  5. Jauliac, S., López-Rodriguez, C., Shaw, L. M., Brown, L. F., Rao, A. and Toker, A. The Role of NFAT Transcription Factors in Integrin-Mediated Carcinoma Invasion. (2002) Nature Cell Biology, 4: 540-544. Medline.
  6. Storz, P. and Toker, A. Protein Kinase D Mediates a Stress-Induced NF-kB Activation and Survival Pathway. EMBO J. (2003); 22:109-120. Medline.
  7. Storz, P., Döppler, H., and Toker, A. Protein kinase C delta selectively regulates protein kinase D-dependent activation of NF-kB in oxidative stress signaling. Mol. Cell Biol. (2004); 24 (7): 2614-2626. Medline.
  8. Yoeli-Lerner, M., Yiu, G. K., Erhardt, P., Jauliac, S. and Toker, A. Akt/PKB blocks breast cancer cell motility and invasion through the transcription factor NFAT. (2005) Molecular Cell, 20: 539-550. Medilne
  9. Mazzocca, A., Coppari, R., De Franco, R., Cho, J.-Y., Libermann, T., Pinzani, M. and Toker, A. A secreted form of ADAM9 promotes tumor invasion through tumor-stromal interactions. (2005) Cancer Research, 65 (11): 4728-4738. Medline
  10. Storz, P., Döppler, H. and Toker, A. Protein Kinase D Mediates Mitochondria-to-Nucleus Signaling and Detoxification from mROS. (2005) Molecular and Cellular Biology, 25 (19): 8520-8530. Medline
  11. Yiu, G. K. and Toker, A. NFAT Induces Breast Cancer Cell Invasion by Promoting the Induction of Cyclooxygenase-2. J. Biol. Chem., 2006; 281 (18): 12210-12217. Medline

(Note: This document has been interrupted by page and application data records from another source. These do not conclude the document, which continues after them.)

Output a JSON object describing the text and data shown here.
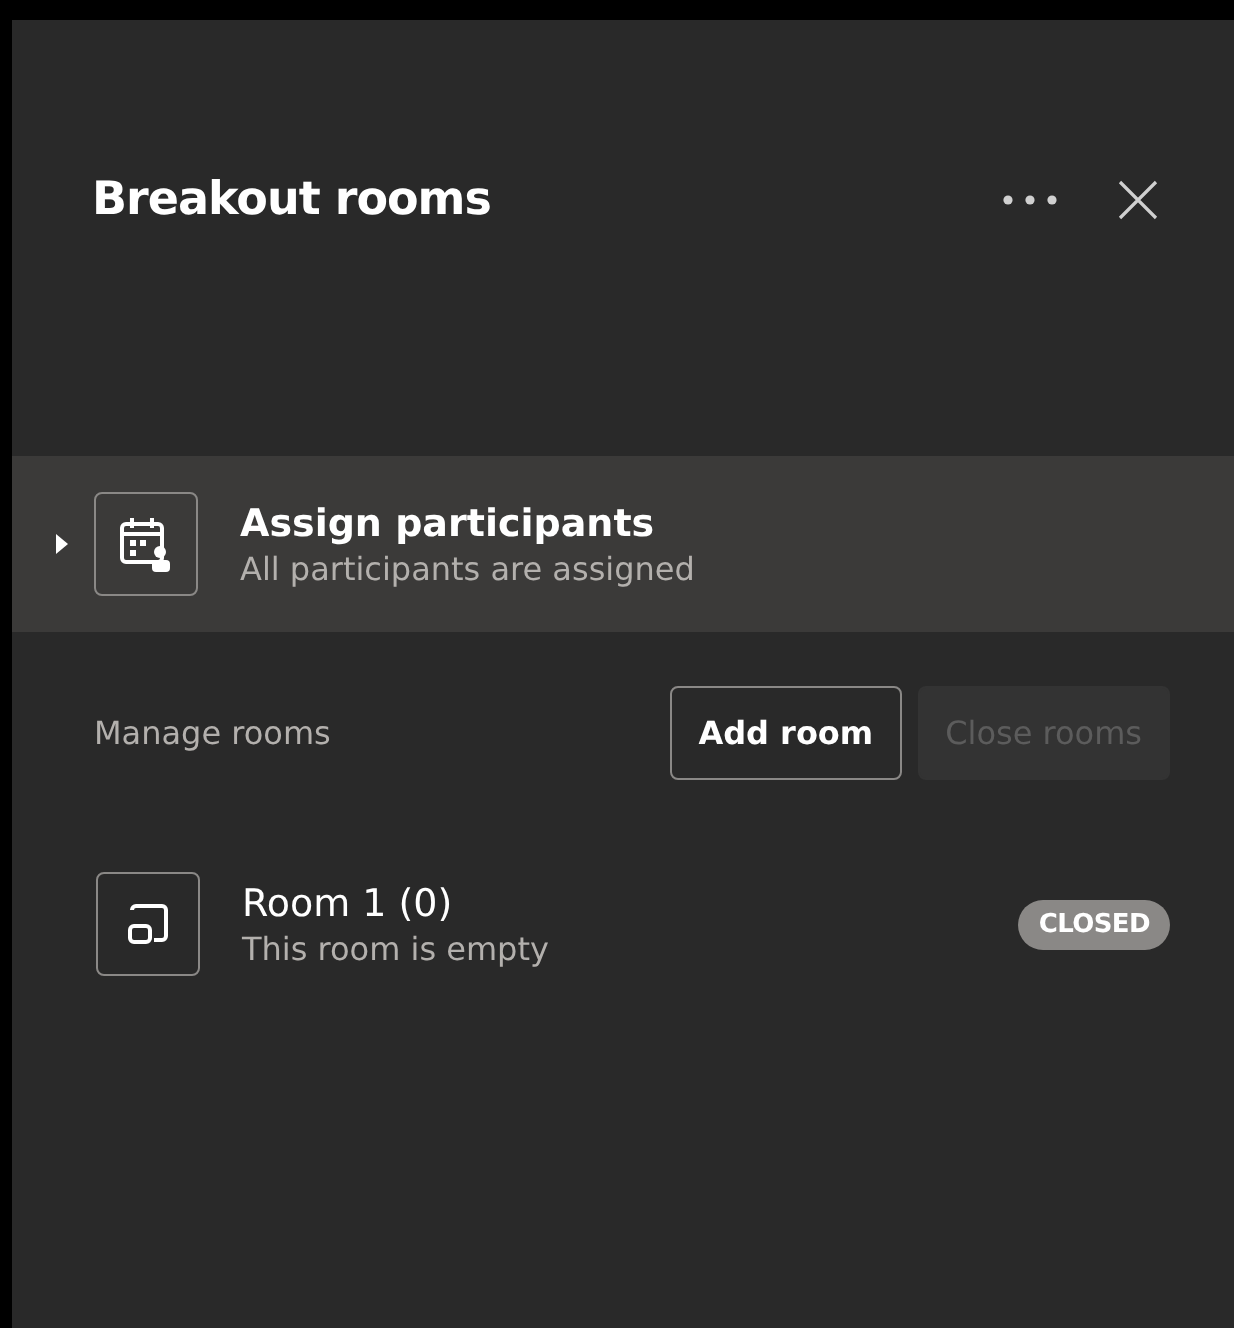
{
  "header": {
    "title": "Breakout rooms"
  },
  "assign": {
    "title": "Assign participants",
    "subtitle": "All participants are assigned",
    "expanded": false
  },
  "manage": {
    "label": "Manage rooms",
    "buttons": [
      {
        "label": "Add room",
        "disabled": false
      },
      {
        "label": "Close rooms",
        "disabled": true
      }
    ]
  },
  "rooms": [
    {
      "name": "Room 1 (0)",
      "subtitle": "This room is empty",
      "status": "CLOSED"
    }
  ]
}
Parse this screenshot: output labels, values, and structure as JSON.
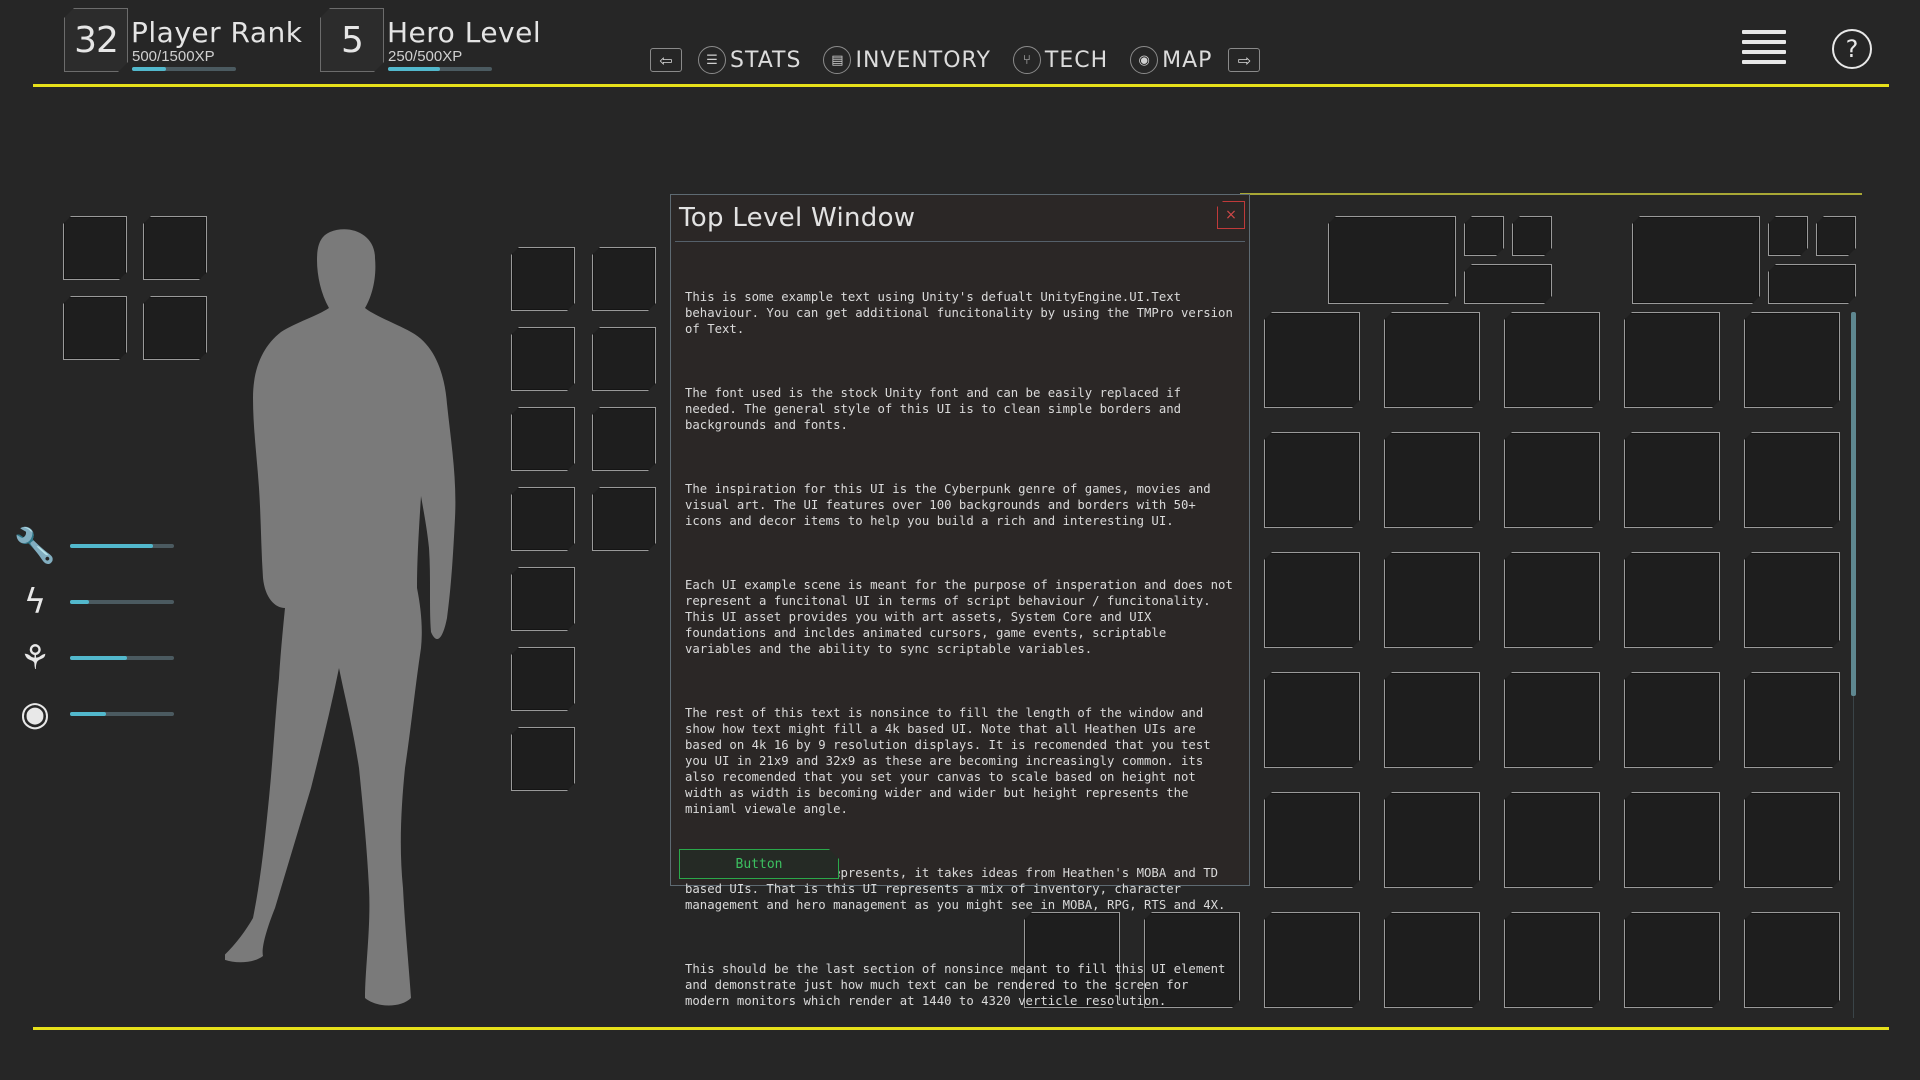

Reviews


  1. Alex Toker. Protein Kinases as mediators of Phosphoinositide 3-Kinase Signaling. (2000) Molecular Pharmacology. 57: 652-658. Medline.
  2. Alex Toker and Alexandra C. Newton. Cellular Signaling: Pivoting Around PDK-1. (2000) Cell. 103: 185-188. Medline.
  3. Peter Storz and Alex Toker. 3'-Phosphoinositide-Dependent Kinase-1 (PDK-1) in PI 3-K Signaling. (2002) Frontiers in Bioscience. 7: D886-902. Medline.
  4. Toker, A. The Biology and Biochemistry of Diacylglycerol Signalling. EMBO Reports 2005; 6: 310-314. Medline
  5. Toker, A. and Yoeli-Lerner, M. Akt/PKB Signaling and Cancer - Surviving but not Moving On. Cancer Research 2006, 66 (8): 3963-3966. Medline
  6. Toker, A. Akt signaling: a damaging interaction makes good. Trends in Biochemical Sciences 2008; 33 (8): 356-359. Medline

Lab Folk

Post-Doctoral Fellows

Maria Mancini, Ph.D.: mmancini@bidmc.harvard.edu

Kristin Brown, Ph.D. : kkbrown@bidc.harvard.edu

Emilie Collmann, Ph.D.: ecollman@bidmc.harvard.edu

Rebecca Chin, Ph.D.: rchin1@bidmc.harvard.edu

Sivan Elloul, Ph.D.: selloul@bidmc.harvard.edu

 

Students

Jessica Gasser: jgasser@fas.harvard.edu

Claudine Christoforides: claudine_christoforides@hms.harvard.edu

 

Research Assistants

Amy Carr: ajcarr@bidmc.harvard.edu

Contact Information

Alex Toker, Ph.D.
Pathology
Beth Israel Deaconess Medical Center
E/CLS 633A
330 Brookline Avenue
Boston, MA 02215
617-735-2482
617-735-2480
atoker@bidmc.harvard.edu